# Provided records:
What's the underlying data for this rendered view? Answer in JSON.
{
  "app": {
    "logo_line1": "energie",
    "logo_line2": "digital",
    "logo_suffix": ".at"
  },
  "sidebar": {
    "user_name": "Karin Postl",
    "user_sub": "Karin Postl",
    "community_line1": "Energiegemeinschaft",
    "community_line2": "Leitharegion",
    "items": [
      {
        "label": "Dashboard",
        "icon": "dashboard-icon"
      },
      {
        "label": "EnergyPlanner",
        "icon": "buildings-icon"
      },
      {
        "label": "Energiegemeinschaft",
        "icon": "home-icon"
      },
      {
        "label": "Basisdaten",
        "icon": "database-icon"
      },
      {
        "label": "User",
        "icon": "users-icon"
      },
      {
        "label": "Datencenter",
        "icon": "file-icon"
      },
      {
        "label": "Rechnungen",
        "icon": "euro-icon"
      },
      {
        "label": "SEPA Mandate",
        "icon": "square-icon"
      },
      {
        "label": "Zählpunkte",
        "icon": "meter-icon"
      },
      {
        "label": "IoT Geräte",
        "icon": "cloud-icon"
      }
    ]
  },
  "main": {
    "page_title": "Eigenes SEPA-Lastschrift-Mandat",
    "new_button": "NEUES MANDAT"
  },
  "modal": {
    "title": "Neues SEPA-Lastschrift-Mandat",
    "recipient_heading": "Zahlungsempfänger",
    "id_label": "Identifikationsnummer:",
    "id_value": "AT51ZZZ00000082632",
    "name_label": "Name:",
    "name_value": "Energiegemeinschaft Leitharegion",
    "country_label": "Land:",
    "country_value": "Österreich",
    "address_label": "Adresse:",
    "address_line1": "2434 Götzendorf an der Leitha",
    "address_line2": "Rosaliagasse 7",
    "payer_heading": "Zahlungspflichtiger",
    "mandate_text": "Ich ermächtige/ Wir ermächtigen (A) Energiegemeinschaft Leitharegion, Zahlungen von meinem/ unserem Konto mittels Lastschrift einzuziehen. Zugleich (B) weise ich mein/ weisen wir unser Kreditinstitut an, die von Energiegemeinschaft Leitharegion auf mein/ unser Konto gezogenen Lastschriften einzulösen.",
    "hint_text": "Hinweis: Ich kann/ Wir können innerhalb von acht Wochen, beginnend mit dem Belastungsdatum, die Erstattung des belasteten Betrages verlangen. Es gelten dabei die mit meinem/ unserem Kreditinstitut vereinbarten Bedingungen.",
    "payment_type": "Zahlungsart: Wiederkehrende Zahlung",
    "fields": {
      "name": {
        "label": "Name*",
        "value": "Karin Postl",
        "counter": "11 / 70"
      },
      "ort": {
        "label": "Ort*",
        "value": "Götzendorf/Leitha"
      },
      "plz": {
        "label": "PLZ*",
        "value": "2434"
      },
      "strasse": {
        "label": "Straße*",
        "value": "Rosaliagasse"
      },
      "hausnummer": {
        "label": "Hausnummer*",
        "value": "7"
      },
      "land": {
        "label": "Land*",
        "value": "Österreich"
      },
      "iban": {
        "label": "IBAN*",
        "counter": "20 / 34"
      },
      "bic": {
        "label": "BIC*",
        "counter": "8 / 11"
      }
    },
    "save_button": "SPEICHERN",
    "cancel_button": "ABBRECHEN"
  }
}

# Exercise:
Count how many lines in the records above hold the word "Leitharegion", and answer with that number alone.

# Task solution:
3